Kids in straight households have that identity around them constantly at home. All the pictures of family (with possible exception of gay Uncle Joe or lesbian Aunt Jane) will usually show that straight identity. Kids in gay households will have a mixture of gay and straight identities in their living environment, their parents’ parents and aunts and uncles, so forth, in addition to the immediate family images. The pictures in your home are not obviously sexual, but they can and do indicate part of the sexual identity. Art and decorating choices also have a part. It has to do with who you fallen in love with, made a life with and those before you. These are the reminders.
Books, magazines, tv, movies, posters, video games, clothes, colors, jewelry, art, attitude and even carriage all point to sexual identity on some level, even if faint. It is all interrelated and combines to support sexual identities. Gender and sexual identity are sometimes blurred to together, even though they are distinct unto themselves. Often one is assumed to influence the other.
We as a species deal better with those that are like us. The more differences that are apparent, the more uneasy it makes us. That unease can easily lead into fear. When it comes to sexual identity, it hits us on a gut level. We are acclimated to sexuality from a very young age. Toddlers notice relationships more than you think. There is also the re-enforcement that happens as they learn to socialize (“Tod, don’t be kissing on Jimmy!”). It is connected to general affection at that age but develops over time and blossoms as puberty hits. Then the subtle takes on a different context for individuals.
Once toddlers start looking beyond their immediate families, things begin changing. From that time until puberty, it is interesting to watch the interactions of kids. Remember like to like? Small children tend to stick to same sex play partners. It is more comfortable.
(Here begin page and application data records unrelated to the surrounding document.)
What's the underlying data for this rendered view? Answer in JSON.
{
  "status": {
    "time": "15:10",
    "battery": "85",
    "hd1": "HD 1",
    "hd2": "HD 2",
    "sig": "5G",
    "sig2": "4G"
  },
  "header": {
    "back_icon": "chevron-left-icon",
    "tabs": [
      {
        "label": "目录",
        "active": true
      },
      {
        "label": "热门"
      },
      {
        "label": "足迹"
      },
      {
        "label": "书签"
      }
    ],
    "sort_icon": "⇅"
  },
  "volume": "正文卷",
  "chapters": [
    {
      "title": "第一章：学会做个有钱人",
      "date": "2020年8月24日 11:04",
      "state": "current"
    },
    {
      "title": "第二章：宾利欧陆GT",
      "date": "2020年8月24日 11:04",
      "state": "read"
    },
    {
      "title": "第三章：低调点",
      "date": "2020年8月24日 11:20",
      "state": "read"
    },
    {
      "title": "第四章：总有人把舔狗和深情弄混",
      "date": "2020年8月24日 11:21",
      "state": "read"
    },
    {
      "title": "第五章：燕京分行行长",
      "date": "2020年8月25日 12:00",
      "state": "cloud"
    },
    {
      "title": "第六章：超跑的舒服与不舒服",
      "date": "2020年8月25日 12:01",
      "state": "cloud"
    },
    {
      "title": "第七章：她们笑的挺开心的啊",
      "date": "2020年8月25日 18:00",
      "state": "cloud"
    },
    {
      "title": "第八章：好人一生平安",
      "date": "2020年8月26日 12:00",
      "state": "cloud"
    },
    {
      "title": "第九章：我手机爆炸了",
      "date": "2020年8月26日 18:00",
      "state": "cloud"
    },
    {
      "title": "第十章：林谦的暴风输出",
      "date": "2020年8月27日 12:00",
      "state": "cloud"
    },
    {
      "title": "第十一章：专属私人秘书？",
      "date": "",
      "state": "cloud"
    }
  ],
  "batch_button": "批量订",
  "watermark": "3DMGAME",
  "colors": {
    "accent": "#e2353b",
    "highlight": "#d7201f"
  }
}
Cooties, that infamous disease of the opposite sex, is one manifestation of that preference for playmates we can relate to. As kids reach puberty, the potent mix of hormones and developing relationships to a new level comes into the front of every teenage mind.
As the hormones begin the transformation of the body, mind and emotions, attraction finally kicks in. We become aware of our attractions as having a purpose. Each individual goes through a similar yet unique experience of discovering what those attractions are. It is the beginning of self-realization about sexuality and sexual identity. For some it is confusing, for others it is an ah-ha moment of clarity.
Acceptance of our sexual identity is influence by a number of factors: family influence, religious influence, societal influence(peers, work, school) and cultural influence(national or regional). How these play off of each other will determine how an individual will react to their attractions and even their sexual identities. If they find support in enough influences, people accept their identity and have a healthy attitude about it. If they find opposition, many will fight their attractions or even deny them out right and seek to have a sexual identity that does not match their attractions.
When we fight our attractions, usually it is because of fear of disapproval. Negative emotions often become associated with particular identities leading to shame, guilt, fear, embarrassment, depression and others. Without a support system to help, people can spiral into unhealthy behaviors, choices and even violence. So far, there is no real way to change attractions. We simply don’t know how they are formed or when. Any claim to having changed an attraction has so far been proven false. Too much effort to the attempt can cause severe harm to a person’s psyche and is not approved by mental health professionals.